The world is witnessing a new arena of competition between the East and the West. Unlike the Cold War era, when the competition bore a stark ideological contrast that forced regional partners to adopt the ideology of their superpower patrons, the current contest is purely geopolitical. This situation allows regional powers to maneuver for their optimal position and secure maximum benefits while consolidating their preferred form of governance. This evolving geopolitical landscape has given the regional powers greater room to maneuver and further entrench their authoritarian practices, highlighting the nexus between global power shifts and regional political dynamics.
From authoritarian understanding to authoritarian order
In the rapidly evolving political landscape of the Middle East, the pieces seem to be falling into place to form a new paradigm—an authoritarian order. This order stems from a series of mutual understandings among various regional actors to normalize and stabilize their relationships. If this shared understanding quells regional conflicts and disputes, it could usher in a new era of authoritarian stability.
Characteristic of this emerging order is the implicit understanding among regional authoritarian governments that there is an advantage to non-interference in each other’s internal affairs. This understanding is, in part, driven by fear of a domino effect if one regime were to fall and, on the other hand, by the interests of external powers in preserving the status quo. Consequently, the idea of democratic regime change has become an increasingly unpalatable concept within the region.
A new sense of inclusion also marks this order, extending its reach to Shia Iran and its allies in the so-called “axis of resistance.” Iran’s recent steps toward normalizing relations with its Sunni Arab neighbors indicate Tehran’s perception that these countries are no longer mere “proxies” of the United States. Iran now feels that regional actors recognize and respect its position and interests.
Another defining feature of the emerging order is its place within the competition of external great powers, with the West on one side and Russia and China on the other.
For instance, Iran relies on China as its primary economic lifeline amid Western-imposed sanctions. Simultaneously, Saudi Arabia has set its sights on attracting significant Chinese investment and actively participates in Beijing’s Belt and Road Initiative (BRI). The strategic alignment between Saudi Arabia and China holds considerable importance as Riyadh seeks to diversify its economy and strengthen its global partnerships.

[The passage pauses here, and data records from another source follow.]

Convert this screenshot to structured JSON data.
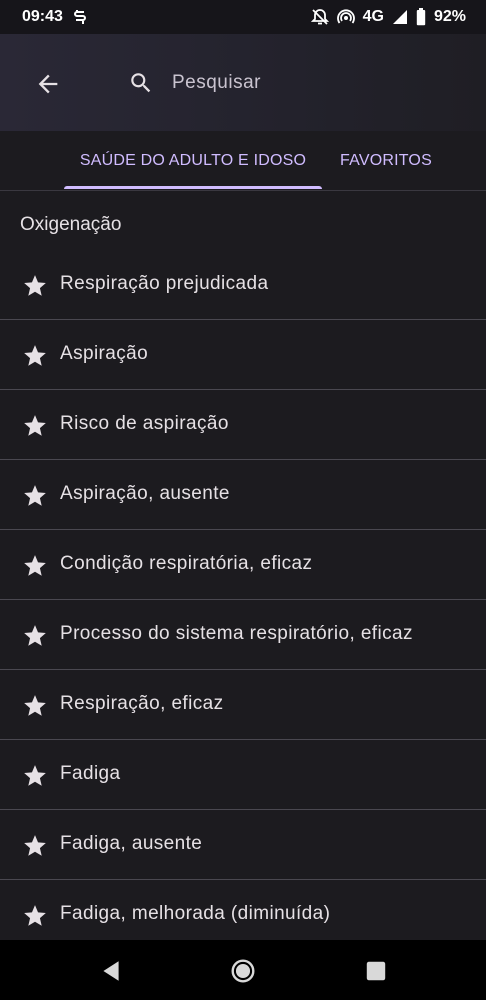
{
  "status_bar": {
    "time": "09:43",
    "network": "4G",
    "battery": "92%",
    "icons": [
      "s-app-icon",
      "bell-off-icon",
      "hotspot-icon",
      "signal-icon",
      "battery-icon"
    ]
  },
  "app_bar": {
    "back_icon": "arrow-left-icon",
    "search_icon": "search-icon",
    "search_placeholder": "Pesquisar"
  },
  "tabs": [
    {
      "label": "SAÚDE DO ADULTO E IDOSO",
      "selected": true
    },
    {
      "label": "FAVORITOS",
      "selected": false
    }
  ],
  "colors": {
    "accent": "#d0bcff",
    "background": "#1c1b1f",
    "text": "#e6e1e5"
  },
  "section": {
    "title": "Oxigenação",
    "items": [
      {
        "label": "Respiração prejudicada"
      },
      {
        "label": "Aspiração"
      },
      {
        "label": "Risco de aspiração"
      },
      {
        "label": "Aspiração, ausente"
      },
      {
        "label": "Condição respiratória, eficaz"
      },
      {
        "label": "Processo do sistema respiratório, eficaz"
      },
      {
        "label": "Respiração, eficaz"
      },
      {
        "label": "Fadiga"
      },
      {
        "label": "Fadiga, ausente"
      },
      {
        "label": "Fadiga, melhorada (diminuída)"
      }
    ]
  },
  "nav_bar": {
    "icons": [
      "back-triangle-icon",
      "home-circle-icon",
      "recents-square-icon"
    ]
  }
}
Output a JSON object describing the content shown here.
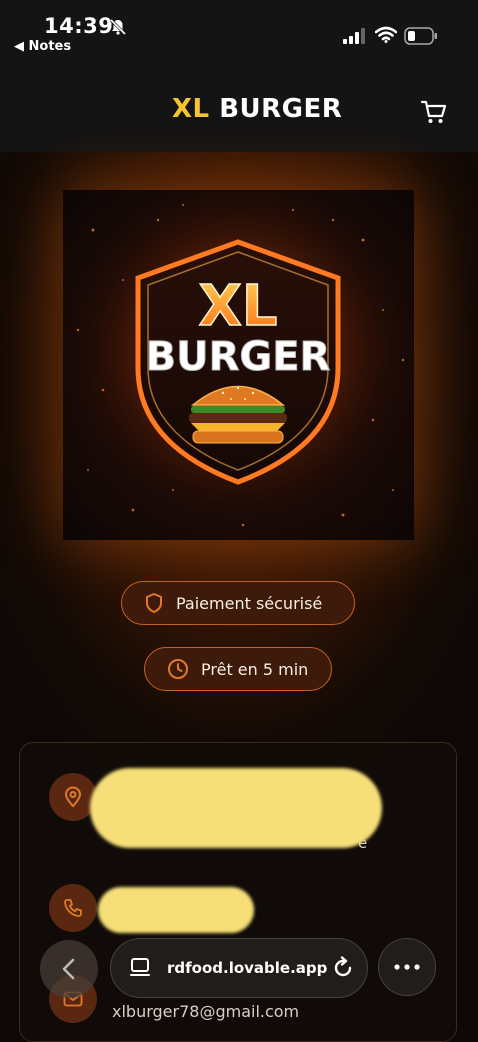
{
  "status_bar": {
    "time": "14:39",
    "back_app": "◀ Notes"
  },
  "header": {
    "brand_xl": "XL",
    "brand_burger": "BURGER",
    "cart_icon": "cart-icon"
  },
  "logo": {
    "line1": "XL",
    "line2": "BURGER"
  },
  "badges": {
    "secure_label": "Paiement sécurisé",
    "ready_label": "Prêt en 5 min"
  },
  "contact": {
    "address_tail": "e",
    "email": "xlburger78@gmail.com"
  },
  "browser": {
    "url": "rdfood.lovable.app"
  },
  "colors": {
    "accent_yellow": "#f7c431",
    "accent_orange": "#e07a2a",
    "background": "#0c0806"
  }
}
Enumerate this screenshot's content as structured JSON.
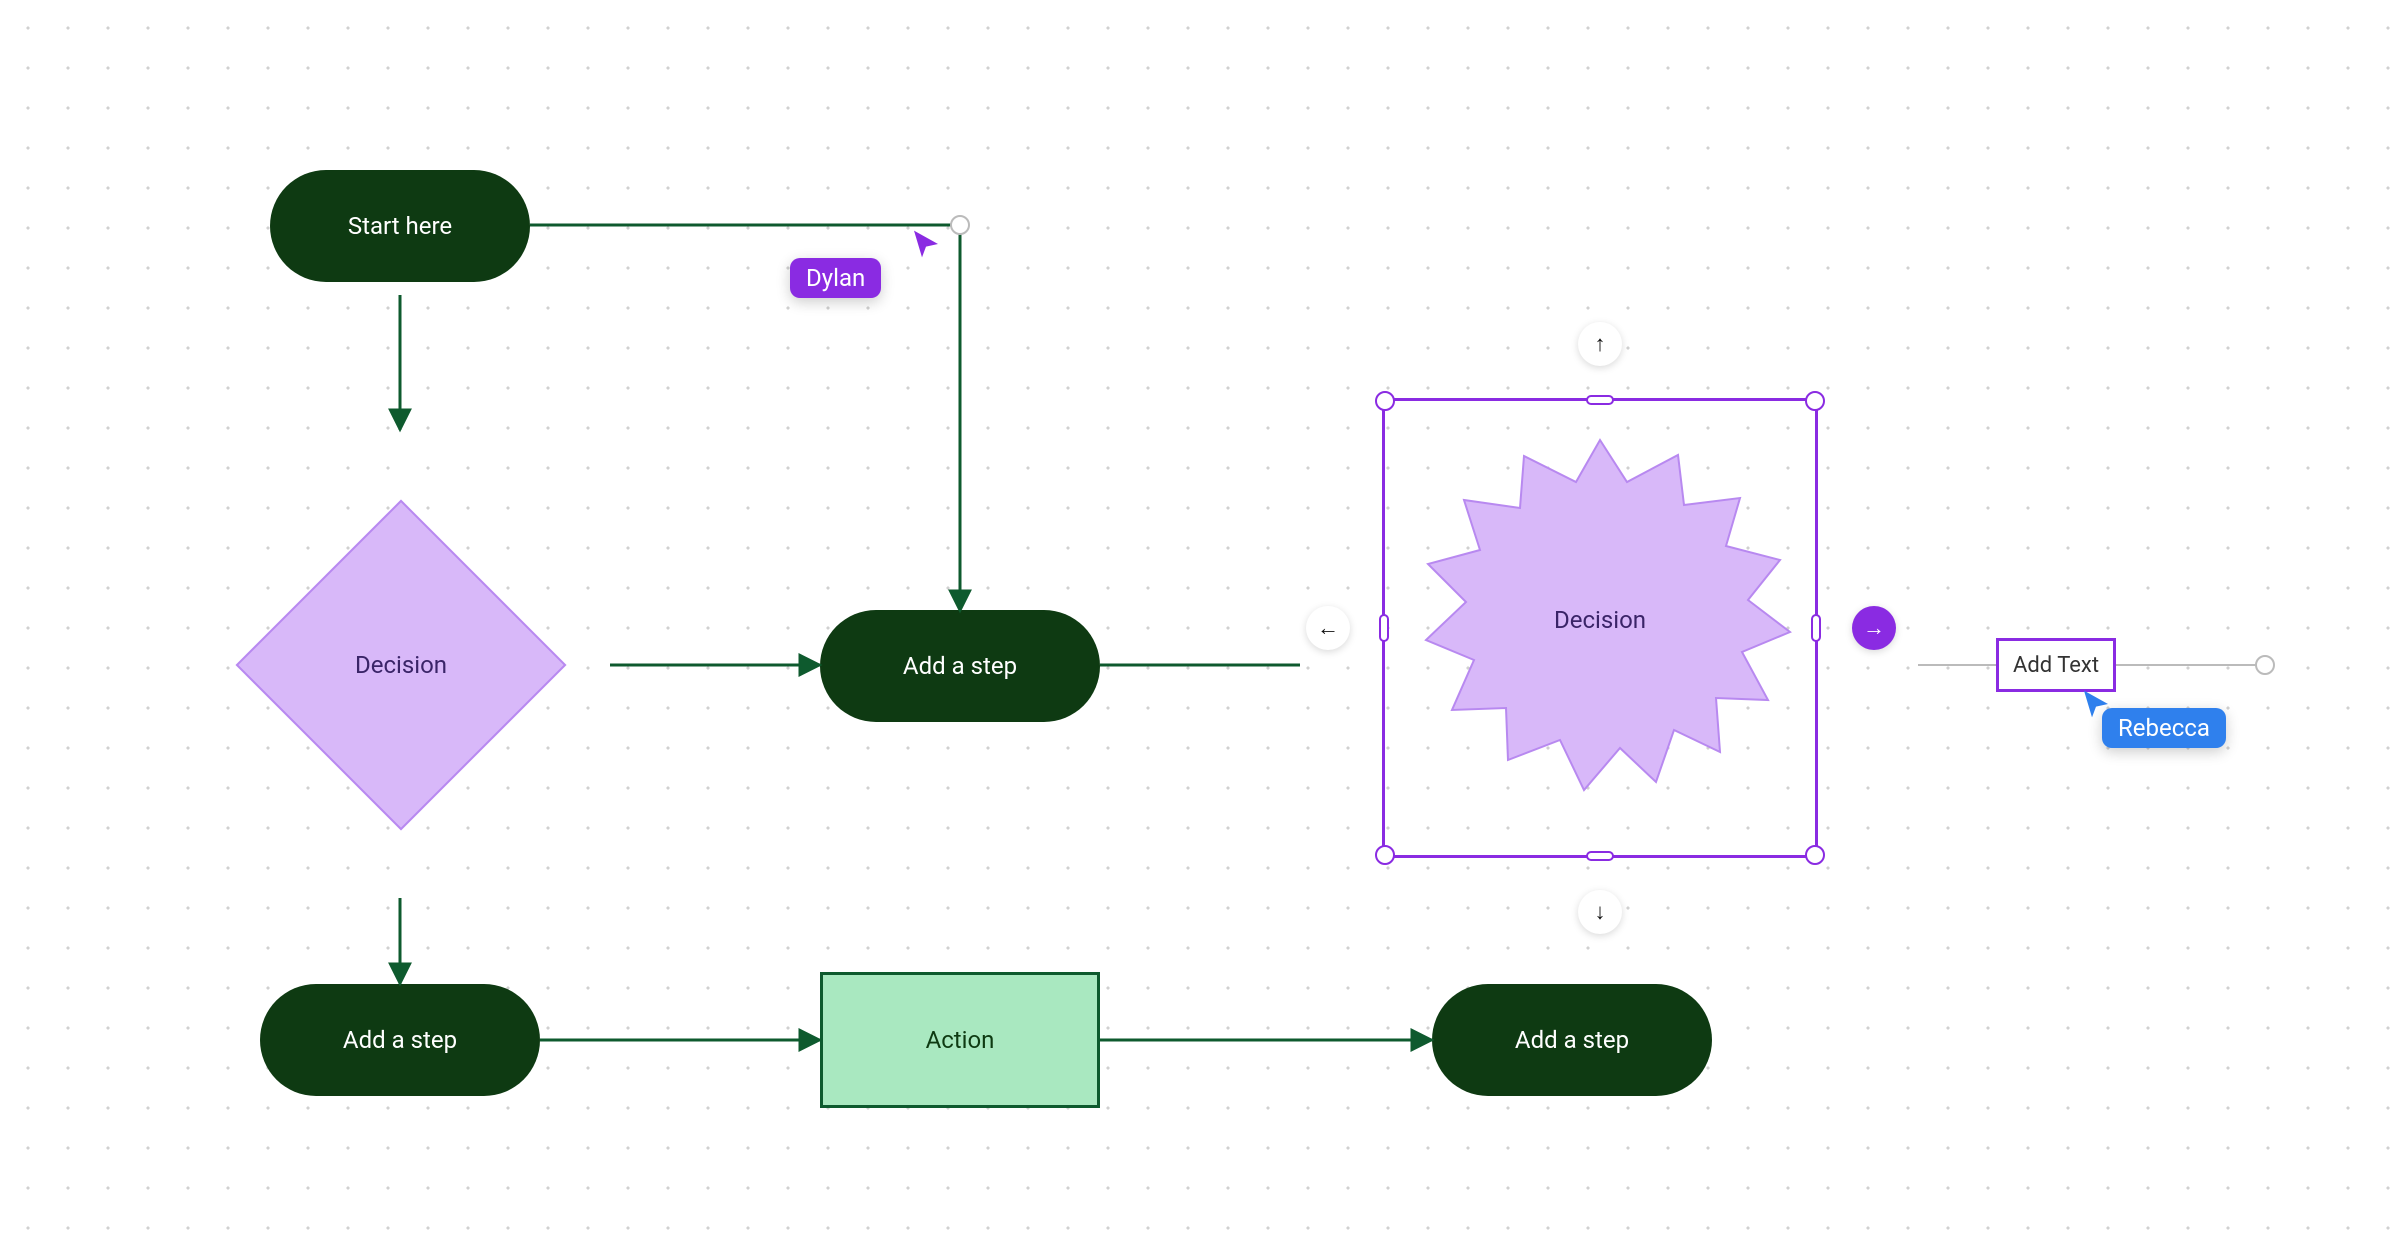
{
  "canvas": {
    "dot_color": "#d0d0d0",
    "bg_color": "#ffffff"
  },
  "nodes": {
    "start": {
      "label": "Start here"
    },
    "decision_diamond": {
      "label": "Decision"
    },
    "add_step_right": {
      "label": "Add a step"
    },
    "add_step_bottom": {
      "label": "Add a step"
    },
    "action": {
      "label": "Action"
    },
    "add_step_far": {
      "label": "Add a step"
    },
    "decision_star": {
      "label": "Decision"
    },
    "add_text": {
      "label": "Add Text"
    }
  },
  "connection_handles": {
    "left_arrow": "←",
    "right_arrow": "→",
    "up_arrow": "↑",
    "down_arrow": "↓"
  },
  "cursors": {
    "dylan": {
      "name": "Dylan",
      "color": "#8a2be2"
    },
    "rebecca": {
      "name": "Rebecca",
      "color": "#2f80ed"
    }
  },
  "colors": {
    "dark_green": "#0e3a12",
    "light_green": "#a9e8c0",
    "green_border": "#0e5a2e",
    "lilac": "#d8b8f9",
    "lilac_border": "#b889f0",
    "purple_accent": "#8a2be2",
    "connector_green": "#0e5a2e"
  }
}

China’s growing interests in both countries could increase mutual caution against escalating conflict.